Thanks for the extensive answer, Monster. I’ll do my best to return the favor.
First of all excuse my apparently lousy example-.blend, my initial post was one of those frustrated-latenight-posts, that should better be written after a few much needed hours of restorative sleep. My apologies.
It was never my intention to seed confusion, I was talking about the scenario, when the two objects are close to each other but not intersecting or touching. My understanding is that “player.rayCastTo(target)” casts a ray from KX_GameObject player’s center (represented by Suzanne) to the KX_GameObject target (small cube), ignoring only the mesh of player and returning the first object it hits on its way, which can be the target, meaning there is no other object in between. Looking at it this way, I feel it should never return None.
Your guess, that the rayCastTo() is somehow called before the target’s change of position seemed to be true at first, but if I first place the target next to the player, and then behind one of the obstacles, it should print “None” first and “target” second, as it would alsways be one step behind, but it prints “None”, “Obstacle”, so it does seem to physically change the position before the ray is casted. This is what keeps me awake at night and forces me to write badly thought-out threads.
Using rayCast() instead of rayCastTo() doesn’t help.
About the remarks:
When I start a new project, I usually make a concept file, where I try to get the seemingly most difficult part to work first.
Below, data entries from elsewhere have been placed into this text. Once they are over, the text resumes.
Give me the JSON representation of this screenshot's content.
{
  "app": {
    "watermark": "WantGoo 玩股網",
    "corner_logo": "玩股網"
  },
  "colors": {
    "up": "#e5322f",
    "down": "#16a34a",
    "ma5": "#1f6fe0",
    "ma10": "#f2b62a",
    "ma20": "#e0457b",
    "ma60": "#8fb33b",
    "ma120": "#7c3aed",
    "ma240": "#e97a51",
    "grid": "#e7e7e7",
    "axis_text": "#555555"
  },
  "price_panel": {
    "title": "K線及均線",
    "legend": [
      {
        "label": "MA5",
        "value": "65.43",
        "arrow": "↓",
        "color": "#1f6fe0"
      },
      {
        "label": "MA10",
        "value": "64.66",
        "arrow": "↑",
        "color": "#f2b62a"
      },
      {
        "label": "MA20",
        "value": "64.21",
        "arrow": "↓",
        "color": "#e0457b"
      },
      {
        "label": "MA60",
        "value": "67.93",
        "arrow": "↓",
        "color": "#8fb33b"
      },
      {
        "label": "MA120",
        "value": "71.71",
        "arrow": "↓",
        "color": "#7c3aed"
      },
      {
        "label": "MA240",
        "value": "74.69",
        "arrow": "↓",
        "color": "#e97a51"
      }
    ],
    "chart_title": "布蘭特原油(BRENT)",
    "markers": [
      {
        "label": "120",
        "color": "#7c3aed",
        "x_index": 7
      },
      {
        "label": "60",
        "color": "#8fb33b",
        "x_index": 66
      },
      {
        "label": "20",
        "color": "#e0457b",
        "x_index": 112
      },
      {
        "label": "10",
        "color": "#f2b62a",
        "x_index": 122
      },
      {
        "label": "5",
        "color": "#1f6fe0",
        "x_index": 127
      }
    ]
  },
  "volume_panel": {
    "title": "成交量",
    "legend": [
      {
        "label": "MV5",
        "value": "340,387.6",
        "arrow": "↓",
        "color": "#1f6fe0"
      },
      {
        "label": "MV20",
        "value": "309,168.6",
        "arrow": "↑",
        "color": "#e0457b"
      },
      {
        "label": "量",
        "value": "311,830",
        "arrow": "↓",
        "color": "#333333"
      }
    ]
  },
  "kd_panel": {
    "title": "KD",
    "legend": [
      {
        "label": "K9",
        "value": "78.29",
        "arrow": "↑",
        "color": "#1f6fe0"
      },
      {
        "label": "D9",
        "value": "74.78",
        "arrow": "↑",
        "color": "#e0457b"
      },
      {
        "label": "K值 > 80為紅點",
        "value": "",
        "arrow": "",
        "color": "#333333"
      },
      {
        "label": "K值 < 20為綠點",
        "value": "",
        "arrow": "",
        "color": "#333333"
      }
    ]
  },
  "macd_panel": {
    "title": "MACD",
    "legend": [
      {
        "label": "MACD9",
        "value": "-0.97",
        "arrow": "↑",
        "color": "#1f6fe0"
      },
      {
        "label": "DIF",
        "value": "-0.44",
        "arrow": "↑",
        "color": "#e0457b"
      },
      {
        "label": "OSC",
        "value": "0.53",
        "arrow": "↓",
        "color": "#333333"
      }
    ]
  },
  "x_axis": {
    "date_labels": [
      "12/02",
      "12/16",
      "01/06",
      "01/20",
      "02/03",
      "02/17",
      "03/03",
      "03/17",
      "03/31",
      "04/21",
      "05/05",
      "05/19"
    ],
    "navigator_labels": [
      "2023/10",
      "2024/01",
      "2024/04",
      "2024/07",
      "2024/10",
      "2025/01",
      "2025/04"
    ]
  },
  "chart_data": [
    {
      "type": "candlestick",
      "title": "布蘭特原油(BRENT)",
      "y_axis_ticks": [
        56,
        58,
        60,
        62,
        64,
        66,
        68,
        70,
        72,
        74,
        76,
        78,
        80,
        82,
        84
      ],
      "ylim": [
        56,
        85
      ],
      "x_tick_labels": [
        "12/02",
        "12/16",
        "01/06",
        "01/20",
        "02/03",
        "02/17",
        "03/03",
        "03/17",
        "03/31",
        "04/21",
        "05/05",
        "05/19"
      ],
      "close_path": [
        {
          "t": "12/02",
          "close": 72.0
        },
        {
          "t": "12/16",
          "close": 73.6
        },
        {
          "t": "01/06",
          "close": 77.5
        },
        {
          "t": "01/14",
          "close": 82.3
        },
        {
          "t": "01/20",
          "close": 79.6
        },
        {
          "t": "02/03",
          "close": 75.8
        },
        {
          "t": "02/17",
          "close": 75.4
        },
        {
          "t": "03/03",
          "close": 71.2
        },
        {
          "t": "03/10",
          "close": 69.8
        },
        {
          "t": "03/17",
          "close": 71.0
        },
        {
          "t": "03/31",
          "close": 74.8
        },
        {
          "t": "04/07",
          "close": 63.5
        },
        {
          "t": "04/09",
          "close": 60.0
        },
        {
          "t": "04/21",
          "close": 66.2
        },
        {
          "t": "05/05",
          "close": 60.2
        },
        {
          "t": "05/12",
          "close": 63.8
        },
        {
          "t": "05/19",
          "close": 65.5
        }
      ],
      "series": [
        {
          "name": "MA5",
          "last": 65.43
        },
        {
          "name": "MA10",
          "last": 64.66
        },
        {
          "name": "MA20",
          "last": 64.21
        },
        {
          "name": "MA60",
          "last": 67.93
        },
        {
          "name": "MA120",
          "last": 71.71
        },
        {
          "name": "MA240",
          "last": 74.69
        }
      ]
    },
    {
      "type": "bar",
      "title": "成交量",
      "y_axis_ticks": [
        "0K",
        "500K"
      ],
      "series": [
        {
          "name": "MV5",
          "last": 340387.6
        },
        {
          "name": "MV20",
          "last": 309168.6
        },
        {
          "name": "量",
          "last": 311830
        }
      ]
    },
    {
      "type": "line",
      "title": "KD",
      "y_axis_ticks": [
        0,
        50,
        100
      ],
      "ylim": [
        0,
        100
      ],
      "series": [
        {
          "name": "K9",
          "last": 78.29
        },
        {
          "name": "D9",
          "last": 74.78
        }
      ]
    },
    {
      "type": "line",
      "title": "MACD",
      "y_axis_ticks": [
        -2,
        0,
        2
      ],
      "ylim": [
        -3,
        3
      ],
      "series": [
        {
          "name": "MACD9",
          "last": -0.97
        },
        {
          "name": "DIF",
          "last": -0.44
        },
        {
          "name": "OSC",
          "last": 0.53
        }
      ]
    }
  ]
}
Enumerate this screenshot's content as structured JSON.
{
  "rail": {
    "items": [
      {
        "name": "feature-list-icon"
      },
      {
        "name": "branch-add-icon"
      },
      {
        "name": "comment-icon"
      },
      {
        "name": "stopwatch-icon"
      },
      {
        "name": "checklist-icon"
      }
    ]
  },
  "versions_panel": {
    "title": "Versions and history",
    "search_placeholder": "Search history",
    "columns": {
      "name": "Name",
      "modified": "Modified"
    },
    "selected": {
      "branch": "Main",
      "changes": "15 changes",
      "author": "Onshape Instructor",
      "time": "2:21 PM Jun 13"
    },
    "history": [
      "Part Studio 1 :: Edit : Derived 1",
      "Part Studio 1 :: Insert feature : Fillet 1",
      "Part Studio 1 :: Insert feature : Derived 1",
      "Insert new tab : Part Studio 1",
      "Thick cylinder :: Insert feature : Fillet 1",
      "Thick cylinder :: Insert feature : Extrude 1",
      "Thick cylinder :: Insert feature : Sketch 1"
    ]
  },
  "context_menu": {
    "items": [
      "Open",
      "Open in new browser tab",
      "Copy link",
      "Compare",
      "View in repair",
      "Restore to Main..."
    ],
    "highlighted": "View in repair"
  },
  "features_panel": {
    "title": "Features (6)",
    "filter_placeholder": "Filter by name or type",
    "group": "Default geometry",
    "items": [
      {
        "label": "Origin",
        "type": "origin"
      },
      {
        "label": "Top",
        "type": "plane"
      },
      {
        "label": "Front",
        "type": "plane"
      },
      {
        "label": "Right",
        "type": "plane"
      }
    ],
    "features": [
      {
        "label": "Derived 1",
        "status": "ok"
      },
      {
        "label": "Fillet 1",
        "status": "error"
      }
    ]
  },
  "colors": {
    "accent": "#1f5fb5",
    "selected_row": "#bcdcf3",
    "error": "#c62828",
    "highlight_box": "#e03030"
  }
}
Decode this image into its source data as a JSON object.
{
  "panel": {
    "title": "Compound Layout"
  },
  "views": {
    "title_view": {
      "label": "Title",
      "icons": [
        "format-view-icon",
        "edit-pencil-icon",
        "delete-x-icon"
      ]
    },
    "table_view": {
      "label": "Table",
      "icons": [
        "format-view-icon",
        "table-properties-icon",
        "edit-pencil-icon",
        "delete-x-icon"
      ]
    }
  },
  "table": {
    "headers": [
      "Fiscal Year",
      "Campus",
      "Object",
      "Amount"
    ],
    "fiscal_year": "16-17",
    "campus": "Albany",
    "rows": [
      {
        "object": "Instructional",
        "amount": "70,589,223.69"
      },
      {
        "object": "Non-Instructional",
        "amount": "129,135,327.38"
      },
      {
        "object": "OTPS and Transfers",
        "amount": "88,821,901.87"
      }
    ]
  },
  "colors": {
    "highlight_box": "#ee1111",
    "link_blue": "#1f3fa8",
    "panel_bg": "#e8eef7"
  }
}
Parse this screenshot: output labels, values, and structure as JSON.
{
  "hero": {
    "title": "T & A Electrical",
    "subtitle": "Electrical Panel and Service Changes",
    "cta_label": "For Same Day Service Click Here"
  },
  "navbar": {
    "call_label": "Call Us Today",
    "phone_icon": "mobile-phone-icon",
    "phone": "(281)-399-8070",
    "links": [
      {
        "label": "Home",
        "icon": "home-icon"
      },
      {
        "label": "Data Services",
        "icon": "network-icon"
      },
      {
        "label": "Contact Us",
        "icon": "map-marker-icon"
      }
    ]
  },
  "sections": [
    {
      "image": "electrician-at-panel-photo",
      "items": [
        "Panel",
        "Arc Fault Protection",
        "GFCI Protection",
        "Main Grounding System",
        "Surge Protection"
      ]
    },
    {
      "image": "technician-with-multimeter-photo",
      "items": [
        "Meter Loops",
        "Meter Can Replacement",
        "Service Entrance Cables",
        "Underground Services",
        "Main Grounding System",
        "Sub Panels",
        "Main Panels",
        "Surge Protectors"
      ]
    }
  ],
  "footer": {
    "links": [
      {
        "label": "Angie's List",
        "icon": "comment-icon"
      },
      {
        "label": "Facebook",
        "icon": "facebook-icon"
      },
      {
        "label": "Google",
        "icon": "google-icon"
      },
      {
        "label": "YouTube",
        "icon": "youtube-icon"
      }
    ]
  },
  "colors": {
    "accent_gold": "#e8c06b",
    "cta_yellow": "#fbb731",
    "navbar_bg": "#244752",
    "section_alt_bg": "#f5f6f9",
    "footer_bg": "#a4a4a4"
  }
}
As a result I switch stuff around a lot and try many things and don’t really spend much time on meaningful yet concise naming, that normally happens, when I’m more or less convinced, that I can accomplish everything and start a new file to rebuild just what I need in a cleaner way.
- About True Pulse and Tap: That’s definitely right. I should have switched them back off. Thanks.
objs: I know about the dangers of setting objs once, as you assumed correctly, it’s just for testing.
render.showMouse(True) - I don’t really see the problem here.
[INDENT=2]A) it sure is documented.
B) the mouse cursor showing up seems to be a pretty good indicator, that it is indeed performed.
C) I think it is only called once, not at the game start, but for testing, I felt it would be sufficient, if the cursor shows up as soon as the mouse moves. The script is run in module mode, so:
The main level code (indentation 0) gets executed the first time the module is accessed.
- about the two comments: Sorry, just my hopeless tries to help strangers understand the code.
- more, smaller functions: In general I would say amen, brother, but is it really necessary to write a new function to get the first element of a tuple? I think a comment would be enough here.
*Added new comments with remarks to think about. They can be removed after you decided how to continue.
- I’ll think about them, thanks for the permission to delete them.
Wow, that actually was fun. I hope you don’t take this the wrong way, I do appreciate your effort towards clean and understandable code and didn’t mean to be monstrous:p. I promise improvement. Thanks for taking the time to look into this and write such a long answer.
To sum it all up, I still can’t understand, why I don’t get the expected behavior and rayCastTo() returns None sometimes. I hope somebody can shed some light on this.